Muzzle Brakes. Advocates will sing their praises in terms of recoil reduction and taming muzzle rise, but Newton’s laws of physics extract a price for these benefits: namely increased noise and blast concussion. Personally, I’m a big fan of muzzle brakes because I shoot more accurately with lower recoiling rifles, and I love to see the bullet’s trace and impact. So when I first saw these new innovative brakes from Precision Armament, I knew I had to try them out. I ended up ordering two of their best-selling brakes – the M-11 and the M-41 – and now report to the armed intelligentsia.
Has anyone made a sharkgun yet? What better to protect yourself after a sharknado? Saying that, loading could be a bit tricky. Disappointingly, SharkGunleather’s products at amazon.com aren’t made of shark skin. And they ain’t cheap. The Bed Mattress Gun Holster with Flashlight Loop ran me $24.97 plus S&H. Which is a lot of money for something made of industrial grade nylon, a section of sewn-in cardboard and a strip of molded leather that’s stiffer than Bruce Venture. Still, what price home defense, eh? And it IS a damn good idea, if more than slightly controversial . . .

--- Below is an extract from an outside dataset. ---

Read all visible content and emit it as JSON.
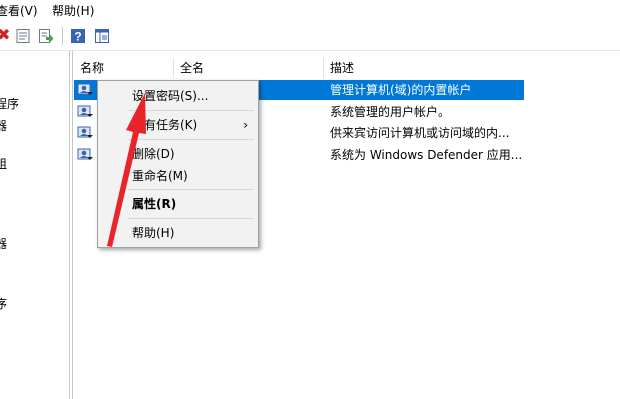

Bigger doesn’t always mean better. With silencers the general rule of thumb is that the larger the internal volume of the can, the better sound suppression you’re going to get, but there’s definitely a point where increased volume gets you diminishing returns. For example, slapping a Mystic-X on your Ruger handgun makes the thing whisper quiet, but the size of the can looks awkward and makes the gun a little front heavy. For the shooter who’s looking for a slimmer solution to their rimfire suppression needs, Liberty Suppressors presents the Kodiak TL . . .
Everyone agrees that silencers are awesome, and make the shooting experience way more enjoyable. Even so, silencer ownership is still relatively uncommon in the United States. The number one reason I keep hearing from people as to why they don’t buy one is that the barrier to entry is still way too high for the end result. Silencers are expensive, the wait while the paperwork is processed is a pain in the butt, and at the end you have a can with a limited capability. It seemed like you needed three silencers to cover all the bases, namely a rimfire can, a pistol can, and a rifle can. But what if all of those excuses suddenly disappeared?